These guys are sort of like crab rangoon, sans crab. Note that none of these dishes is really authentic—Chinese cuisine doesn’t have any indigenous cheese, so anything with cheese in it can’t really be East Asian cuisine.
It can be Chinese-American, though! And what’s more fun than veganised Chinese-American dishes?
For the filling, you can pretty much throw in anything that you like. I had some leftover greens—I think collard greens, but it’s been a while since I made these—that I sliced and threw in, and I like a smoky, peppery filling.
Seriously, mix whatever you like in with the cream cheese. I even sliced up some pickled watermelon radishes for some of them. Spread any cream cheese leftovers on bagels!
The most difficult part here is the folding. You can fold your wontons pretty much any way that you want—there’s a handy guide here that shows different folding styles.
I chose one that could be flattened easily for pan-frying, because even though we randomly own a deep fryer, I don’t really much like deep-frying because of the whole ‘gallon of oil’ storage mess. You could deep fry these in a few inches of oil in a pot, too, I guess—whatever suits you.
I made a nice sweet-and-sour dipping sauce with more ‘authentic’ ingredients than some of the quick Americanised versions. It’s still not authentic sweet-and-sour sauce by any means, but it has a much more complex flavour over which you have more control, and it’s a bit healthier.
Most importantly, keep the wonton wrappers covered while working with them so that they don’t dry out—you can do this with a damp (not wet) towel. Start filling only one wonton at a time and then move up to three or four.
To prep your work space:
- Clear off a bit of counter, cutting board, silpat, whatever
- Have your covered wonton wrappers on one side
- Place your filling and a small spoon somewhere close
- Fill a small dish with water for wetting the wrappers
- And have somewhere to line up your finished wontons on the other side
Briefly memorise the method that you’re using to wrap your wontons. I did mine perfectly the first time, and then couldn’t for the life of me recreate that fold again. C’est la vie.
Spoon about 1 t of filling into the centre (or side, or corner, depending on your fold) of a wonton wrapper. Wet the sides of your wrapper with a finger just dipped in water.
To make flatted roses/hobo bags/whatever I made, I took opposite corners of the wrapper and pinched them together.
Then I took the remaining opposite corners and did the same thing, just over the top of the other set—I think that I must have given this second set a 180º twist at the end.
I then pushed each corner fold into itself, taking opposite ends together, and pinched it shut.

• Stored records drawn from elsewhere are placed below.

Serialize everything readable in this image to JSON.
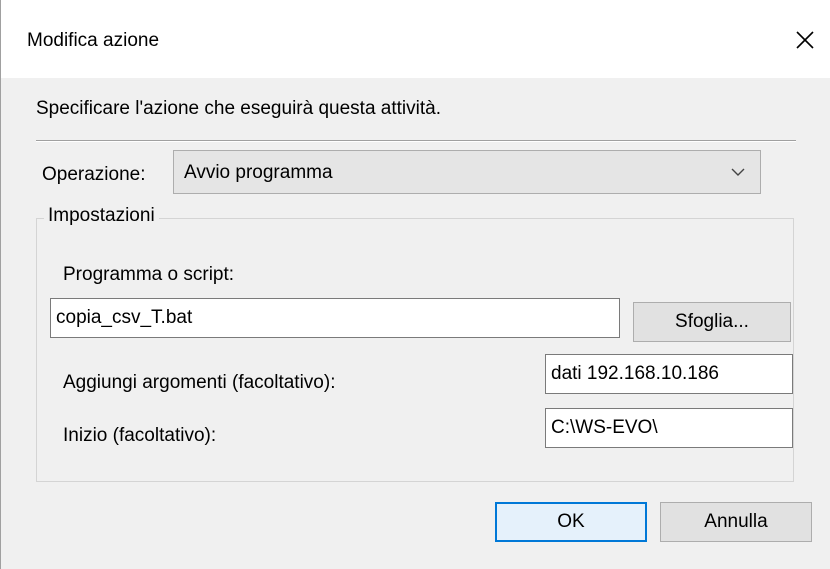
{
  "dialog": {
    "title": "Modifica azione",
    "close_icon": "close-icon",
    "instruction": "Specificare l'azione che eseguirà questa attività."
  },
  "operation": {
    "label": "Operazione:",
    "selected": "Avvio programma",
    "chevron_icon": "chevron-down-icon"
  },
  "settings": {
    "legend": "Impostazioni",
    "program_label": "Programma o script:",
    "program_value": "copia_csv_T.bat",
    "browse_label": "Sfoglia...",
    "args_label": "Aggiungi argomenti (facoltativo):",
    "args_value": "dati 192.168.10.186",
    "start_label": "Inizio (facoltativo):",
    "start_value": "C:\\WS-EVO\\"
  },
  "footer": {
    "ok_label": "OK",
    "cancel_label": "Annulla"
  },
  "colors": {
    "accent": "#0078d7",
    "dialog_bg": "#f0f0f0",
    "titlebar_bg": "#ffffff"
  }
}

As long as you push out as much air as possible; keep all the filling inside (not breaking the seal); and pinch a nice, tight seal; then you should be good to go with these wontons. You could even try a couple different styles for fun!

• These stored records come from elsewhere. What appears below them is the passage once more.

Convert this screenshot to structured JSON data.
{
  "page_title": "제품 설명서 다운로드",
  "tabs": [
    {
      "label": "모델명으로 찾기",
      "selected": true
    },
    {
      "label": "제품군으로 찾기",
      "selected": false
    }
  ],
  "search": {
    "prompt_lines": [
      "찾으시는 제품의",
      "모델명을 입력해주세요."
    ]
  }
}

You could freeze these wontons for a few days—they keep well.
To cook, heat oil (canola, vegetable, toasted sesame, mix, whatever) to 350ºF. I shallow-fried mine in a pan with about 1/4″ oil in it, flipping them once to fry on both sides.
Place wontons in oil and fry until golden brown.

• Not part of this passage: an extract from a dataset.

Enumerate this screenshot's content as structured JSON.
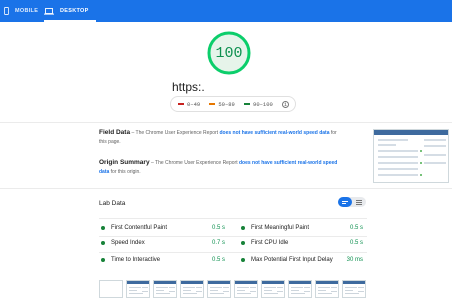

While those are frying or cooling, to make the sweet-and-sour sauce, whisk all ingredients together in a small pan over low heat until sugar is dissolved! Easy.